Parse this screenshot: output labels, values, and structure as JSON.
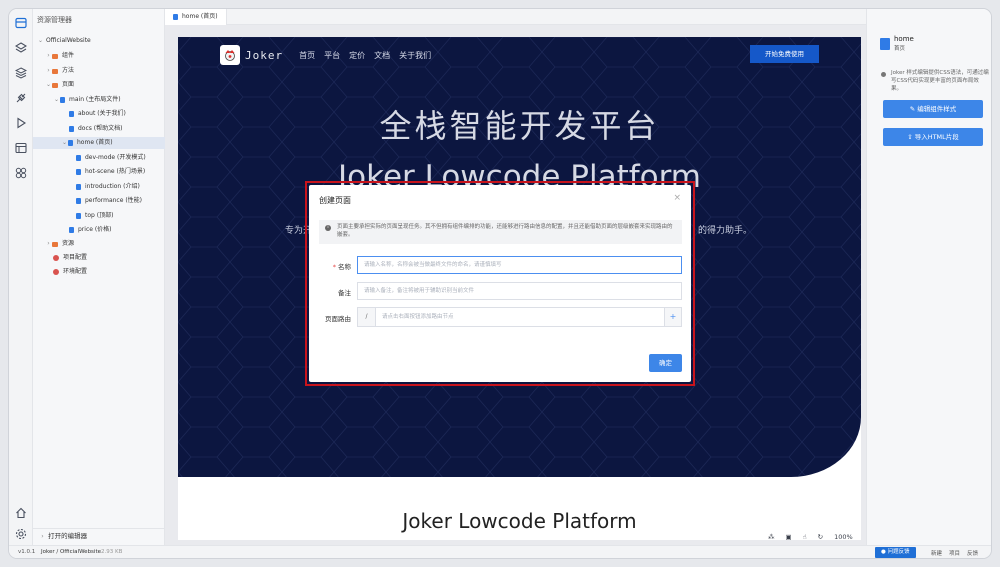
{
  "explorer": {
    "title": "资源管理器",
    "tree": [
      {
        "label": "OfficialWebsite",
        "kind": "root"
      },
      {
        "label": "组件",
        "kind": "folder"
      },
      {
        "label": "方法",
        "kind": "folder"
      },
      {
        "label": "页面",
        "kind": "folder"
      },
      {
        "label": "main (主布局文件)",
        "kind": "file"
      },
      {
        "label": "about (关于我们)",
        "kind": "file"
      },
      {
        "label": "docs (帮助文档)",
        "kind": "file"
      },
      {
        "label": "home (首页)",
        "kind": "file"
      },
      {
        "label": "dev-mode (开发模式)",
        "kind": "file"
      },
      {
        "label": "hot-scene (热门场景)",
        "kind": "file"
      },
      {
        "label": "introduction (介绍)",
        "kind": "file"
      },
      {
        "label": "performance (性能)",
        "kind": "file"
      },
      {
        "label": "top (顶部)",
        "kind": "file"
      },
      {
        "label": "price (价格)",
        "kind": "file"
      },
      {
        "label": "资源",
        "kind": "folder"
      },
      {
        "label": "项目配置",
        "kind": "config"
      },
      {
        "label": "环境配置",
        "kind": "config"
      }
    ],
    "open_editors": "打开的编辑器"
  },
  "editor": {
    "tab_label": "home (首页)"
  },
  "site": {
    "logo_text": "Joker",
    "nav": [
      "首页",
      "平台",
      "定价",
      "文档",
      "关于我们"
    ],
    "cta": "开始免费使用",
    "hero_title": "全栈智能开发平台",
    "hero_subtitle": "Joker Lowcode Platform",
    "hero_desc_left": "专为开发",
    "hero_desc_right": "的得力助手。",
    "section_title": "Joker Lowcode Platform"
  },
  "modal": {
    "title": "创建页面",
    "notice": "页面主要承担实际的页面呈现任务。其不但拥有组件编排的功能，还能够进行路由信息的配置，并且还能借助页面的层级嵌套来实现路由的嵌套。",
    "name_label": "名称",
    "name_placeholder": "请输入名称，名称会被当做最终文件的命名，请谨慎填写",
    "remark_label": "备注",
    "remark_placeholder": "请输入备注，备注将被用于辅助识别当前文件",
    "route_label": "页面路由",
    "route_prefix": "/",
    "route_placeholder": "请点击右面按钮添加路由节点",
    "route_add": "+",
    "confirm": "确定"
  },
  "zoom": {
    "level": "100%"
  },
  "inspector": {
    "name": "home",
    "subtitle": "首页",
    "tip": "Joker 样式编辑提供CSS语法，可通过编写CSS代码实现更丰富的页面布局效果。",
    "edit_style": "编辑组件样式",
    "import_html": "导入HTML片段"
  },
  "status": {
    "version": "v1.0.1",
    "project": "Joker / OfficialWebsite",
    "size": "2.93 KB",
    "help": "问题反馈",
    "item1": "新建",
    "item2": "项目",
    "item3": "反馈"
  }
}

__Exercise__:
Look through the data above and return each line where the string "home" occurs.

__Result for this exercise__:
        "label": "home (首页)",
    "tab_label": "home (首页)"
    "name": "home",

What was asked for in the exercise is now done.